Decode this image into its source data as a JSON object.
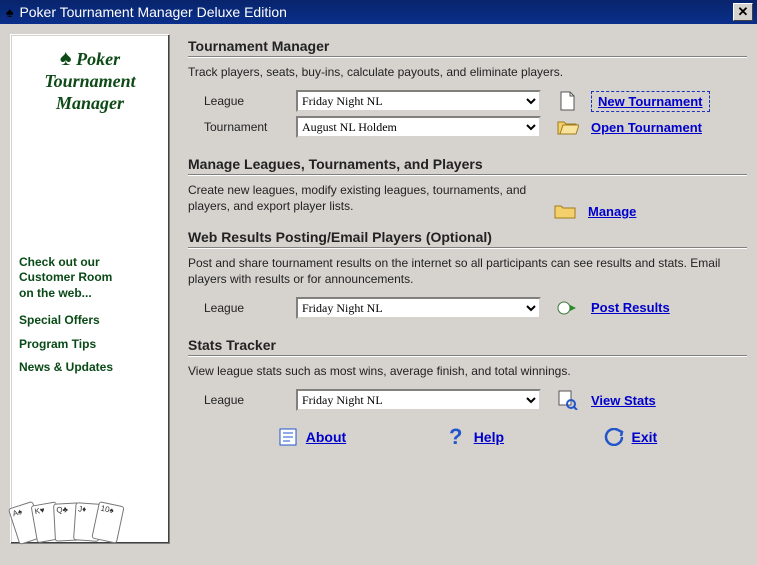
{
  "window": {
    "title": "Poker Tournament Manager Deluxe Edition"
  },
  "sidebar": {
    "logo_line1": "Poker",
    "logo_line2": "Tournament",
    "logo_line3": "Manager",
    "intro_line1": "Check out our",
    "intro_line2": "Customer Room",
    "intro_line3": "on the web...",
    "links": {
      "offers": "Special Offers",
      "tips": "Program Tips",
      "news": "News & Updates"
    }
  },
  "tournament_manager": {
    "title": "Tournament Manager",
    "desc": "Track players, seats, buy-ins, calculate payouts, and eliminate players.",
    "league_label": "League",
    "league_value": "Friday Night NL",
    "tournament_label": "Tournament",
    "tournament_value": "August NL Holdem",
    "new_tournament": "New Tournament",
    "open_tournament": "Open Tournament"
  },
  "manage": {
    "title": "Manage Leagues, Tournaments, and Players",
    "desc": "Create new leagues, modify existing leagues, tournaments, and players, and export player lists.",
    "link": "Manage"
  },
  "web_results": {
    "title": "Web Results Posting/Email Players (Optional)",
    "desc": "Post and share tournament results on the internet so all participants can see results and stats.  Email players with results or for announcements.",
    "league_label": "League",
    "league_value": "Friday Night NL",
    "link": "Post Results"
  },
  "stats": {
    "title": "Stats Tracker",
    "desc": "View league stats such as most wins, average finish, and total winnings.",
    "league_label": "League",
    "league_value": "Friday Night NL",
    "link": "View Stats"
  },
  "footer": {
    "about": "About",
    "help": "Help",
    "exit": "Exit"
  }
}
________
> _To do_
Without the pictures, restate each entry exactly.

> _Response area_
Decode this image into its source data as a JSON object.
{
  "window": {
    "title": "Poker Tournament Manager Deluxe Edition"
  },
  "sidebar": {
    "logo_line1": "Poker",
    "logo_line2": "Tournament",
    "logo_line3": "Manager",
    "intro_line1": "Check out our",
    "intro_line2": "Customer Room",
    "intro_line3": "on the web...",
    "links": {
      "offers": "Special Offers",
      "tips": "Program Tips",
      "news": "News & Updates"
    }
  },
  "tournament_manager": {
    "title": "Tournament Manager",
    "desc": "Track players, seats, buy-ins, calculate payouts, and eliminate players.",
    "league_label": "League",
    "league_value": "Friday Night NL",
    "tournament_label": "Tournament",
    "tournament_value": "August NL Holdem",
    "new_tournament": "New Tournament",
    "open_tournament": "Open Tournament"
  },
  "manage": {
    "title": "Manage Leagues, Tournaments, and Players",
    "desc": "Create new leagues, modify existing leagues, tournaments, and players, and export player lists.",
    "link": "Manage"
  },
  "web_results": {
    "title": "Web Results Posting/Email Players (Optional)",
    "desc": "Post and share tournament results on the internet so all participants can see results and stats.  Email players with results or for announcements.",
    "league_label": "League",
    "league_value": "Friday Night NL",
    "link": "Post Results"
  },
  "stats": {
    "title": "Stats Tracker",
    "desc": "View league stats such as most wins, average finish, and total winnings.",
    "league_label": "League",
    "league_value": "Friday Night NL",
    "link": "View Stats"
  },
  "footer": {
    "about": "About",
    "help": "Help",
    "exit": "Exit"
  }
}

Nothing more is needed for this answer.